"It's special," Jones said of having Butler and Bryant. "They are friends and former teammates and definitely guys I look to for advice."
While Butler, Bryant and Jones made their noise and their names in Morgantown, Jones chose to hold his camp in the Charleston area. He and brother Gerard offered explanations for the location.
"First of all it's the capital," said Kevin Jones. "It gives everybody a chance from all over the state to meet up in one place."
"Once we decided to have the camp, we had an area in mind," Gerard Jones said. "Kevin's done so much in Morgantown, we kind of wanted to come downstate and give kids in this area an opportunity as well."
Recent experience should provide Kevin Jones a chance to teach some important life lessons in hard work, disappointment and perseverance.
Jones slipped through both rounds of the NBA draft before signing his free-agent contract with the Cavs, and he admitted that going undrafted was a hard pill to swallow at the time.
"I didn't get back to work right away because that was a crushing blow," Jones said. "It was very disappointing.
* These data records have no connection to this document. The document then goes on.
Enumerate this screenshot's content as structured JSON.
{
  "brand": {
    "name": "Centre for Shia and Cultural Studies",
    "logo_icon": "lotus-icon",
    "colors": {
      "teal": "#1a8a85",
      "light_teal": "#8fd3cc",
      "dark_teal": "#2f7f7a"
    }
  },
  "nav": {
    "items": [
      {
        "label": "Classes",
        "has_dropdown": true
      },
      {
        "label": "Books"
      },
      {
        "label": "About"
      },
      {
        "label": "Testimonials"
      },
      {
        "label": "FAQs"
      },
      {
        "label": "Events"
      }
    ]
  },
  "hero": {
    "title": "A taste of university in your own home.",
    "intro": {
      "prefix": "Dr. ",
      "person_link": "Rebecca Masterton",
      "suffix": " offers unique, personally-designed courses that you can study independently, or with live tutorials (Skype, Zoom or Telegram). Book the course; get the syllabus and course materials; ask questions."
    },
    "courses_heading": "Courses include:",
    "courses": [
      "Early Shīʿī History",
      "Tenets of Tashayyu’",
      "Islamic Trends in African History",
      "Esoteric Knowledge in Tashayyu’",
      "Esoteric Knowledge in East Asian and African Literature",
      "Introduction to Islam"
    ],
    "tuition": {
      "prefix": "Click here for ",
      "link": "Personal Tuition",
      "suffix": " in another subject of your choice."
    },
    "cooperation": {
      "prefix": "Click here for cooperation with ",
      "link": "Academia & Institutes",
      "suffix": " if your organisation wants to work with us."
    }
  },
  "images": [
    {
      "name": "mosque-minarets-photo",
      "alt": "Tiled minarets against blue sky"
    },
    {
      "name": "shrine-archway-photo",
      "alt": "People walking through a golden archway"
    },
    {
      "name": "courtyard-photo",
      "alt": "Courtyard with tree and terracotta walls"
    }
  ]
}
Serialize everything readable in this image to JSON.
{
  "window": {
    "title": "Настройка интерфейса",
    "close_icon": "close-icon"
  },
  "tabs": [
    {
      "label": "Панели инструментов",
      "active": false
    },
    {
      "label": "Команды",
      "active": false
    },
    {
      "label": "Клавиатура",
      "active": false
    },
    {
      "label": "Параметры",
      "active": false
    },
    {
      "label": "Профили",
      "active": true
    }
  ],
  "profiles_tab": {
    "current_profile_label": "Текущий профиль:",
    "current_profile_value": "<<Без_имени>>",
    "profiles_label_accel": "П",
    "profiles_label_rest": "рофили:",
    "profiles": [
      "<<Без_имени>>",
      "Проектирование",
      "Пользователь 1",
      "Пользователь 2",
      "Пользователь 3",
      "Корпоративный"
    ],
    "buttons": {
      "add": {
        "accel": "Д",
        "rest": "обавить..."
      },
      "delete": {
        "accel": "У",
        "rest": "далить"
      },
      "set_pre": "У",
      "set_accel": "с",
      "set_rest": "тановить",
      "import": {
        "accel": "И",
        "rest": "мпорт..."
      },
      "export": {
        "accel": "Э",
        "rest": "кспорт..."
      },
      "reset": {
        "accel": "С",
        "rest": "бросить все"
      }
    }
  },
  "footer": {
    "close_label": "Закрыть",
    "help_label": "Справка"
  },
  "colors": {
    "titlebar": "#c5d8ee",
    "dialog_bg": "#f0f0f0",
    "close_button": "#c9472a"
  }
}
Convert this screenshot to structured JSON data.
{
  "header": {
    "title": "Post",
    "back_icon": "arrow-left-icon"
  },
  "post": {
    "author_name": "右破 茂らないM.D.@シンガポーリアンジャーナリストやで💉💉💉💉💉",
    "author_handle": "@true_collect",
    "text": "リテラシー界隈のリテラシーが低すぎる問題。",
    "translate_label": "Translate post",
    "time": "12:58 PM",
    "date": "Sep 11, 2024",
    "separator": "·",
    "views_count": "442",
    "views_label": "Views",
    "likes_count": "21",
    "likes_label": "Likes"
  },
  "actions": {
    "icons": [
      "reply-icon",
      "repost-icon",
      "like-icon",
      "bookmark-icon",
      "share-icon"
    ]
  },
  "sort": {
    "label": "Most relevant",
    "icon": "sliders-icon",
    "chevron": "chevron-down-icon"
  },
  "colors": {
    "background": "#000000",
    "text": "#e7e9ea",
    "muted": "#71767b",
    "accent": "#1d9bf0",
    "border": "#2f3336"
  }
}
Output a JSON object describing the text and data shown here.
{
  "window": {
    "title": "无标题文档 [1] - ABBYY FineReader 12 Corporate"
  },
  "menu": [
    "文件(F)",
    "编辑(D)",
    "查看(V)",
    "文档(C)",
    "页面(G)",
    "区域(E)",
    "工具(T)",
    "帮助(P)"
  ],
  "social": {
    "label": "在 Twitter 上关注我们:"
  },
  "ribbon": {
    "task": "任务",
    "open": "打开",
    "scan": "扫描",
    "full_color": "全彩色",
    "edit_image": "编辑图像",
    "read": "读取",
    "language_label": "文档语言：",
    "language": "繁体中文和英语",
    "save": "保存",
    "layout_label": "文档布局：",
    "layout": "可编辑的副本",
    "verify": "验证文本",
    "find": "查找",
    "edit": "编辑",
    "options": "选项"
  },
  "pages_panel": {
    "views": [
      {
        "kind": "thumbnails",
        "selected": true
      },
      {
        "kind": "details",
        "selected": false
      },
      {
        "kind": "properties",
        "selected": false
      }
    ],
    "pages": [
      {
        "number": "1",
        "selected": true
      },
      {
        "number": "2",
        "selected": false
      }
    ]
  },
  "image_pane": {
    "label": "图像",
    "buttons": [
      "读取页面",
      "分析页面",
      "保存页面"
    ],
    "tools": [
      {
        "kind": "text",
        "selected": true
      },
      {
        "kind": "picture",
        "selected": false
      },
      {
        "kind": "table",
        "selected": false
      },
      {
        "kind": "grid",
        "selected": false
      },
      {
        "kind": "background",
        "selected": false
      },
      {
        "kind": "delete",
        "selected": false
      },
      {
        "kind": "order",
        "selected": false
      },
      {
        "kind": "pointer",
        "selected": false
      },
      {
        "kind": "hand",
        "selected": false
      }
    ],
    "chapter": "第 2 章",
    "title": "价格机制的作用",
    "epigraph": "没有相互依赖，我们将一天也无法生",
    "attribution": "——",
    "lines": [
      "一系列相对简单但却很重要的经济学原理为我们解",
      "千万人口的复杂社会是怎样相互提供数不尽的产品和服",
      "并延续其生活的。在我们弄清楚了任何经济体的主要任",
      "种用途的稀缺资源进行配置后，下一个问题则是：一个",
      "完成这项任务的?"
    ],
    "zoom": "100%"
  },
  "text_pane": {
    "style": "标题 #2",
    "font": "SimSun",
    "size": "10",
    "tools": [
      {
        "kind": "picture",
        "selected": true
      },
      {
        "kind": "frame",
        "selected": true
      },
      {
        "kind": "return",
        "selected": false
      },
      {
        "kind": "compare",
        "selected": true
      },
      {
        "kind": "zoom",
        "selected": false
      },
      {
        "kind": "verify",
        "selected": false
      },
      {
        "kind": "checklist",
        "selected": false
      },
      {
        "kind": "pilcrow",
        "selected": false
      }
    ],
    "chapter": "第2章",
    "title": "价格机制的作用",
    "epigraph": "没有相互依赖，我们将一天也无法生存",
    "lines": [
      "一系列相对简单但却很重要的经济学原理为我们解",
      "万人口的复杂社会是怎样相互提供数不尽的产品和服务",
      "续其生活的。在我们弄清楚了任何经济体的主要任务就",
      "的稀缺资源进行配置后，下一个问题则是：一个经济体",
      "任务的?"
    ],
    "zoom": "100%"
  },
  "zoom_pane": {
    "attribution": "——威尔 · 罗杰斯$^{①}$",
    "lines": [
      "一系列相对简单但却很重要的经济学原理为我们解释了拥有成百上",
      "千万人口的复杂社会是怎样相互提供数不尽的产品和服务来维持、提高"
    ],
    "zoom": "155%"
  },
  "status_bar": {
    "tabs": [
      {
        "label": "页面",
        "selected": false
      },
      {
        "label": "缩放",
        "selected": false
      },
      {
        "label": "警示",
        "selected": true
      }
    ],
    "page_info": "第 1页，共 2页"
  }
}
But I worked hard enough for a long time and I had to get my head on straight and get back to work.
"The main thing I want to teach these kids is the value of hard work and what working hard can do for you."
While the camp is for boys and girls ages 7-16, 22-year-old Jones said one of the biggest reasons he chose to do the camp was to relate to people who share the same passion as he does, regardless of age.
"It will be a great chance for me to get to work with some kids that have the same goal as I do," Jones said. "We are in the 80s as far as kids signed up right now, but we want to be well into the 100s."
The price is $150 and includes meals, drinks, and a T-shirt. Those interested can get an application by sending an email to firstname.lastname@example.org. Campers have until the day camp starts to sign up.
Reach Ryan Pritt at 304-348-7948, email@example.com, or follow him at twitter.com/RPritt.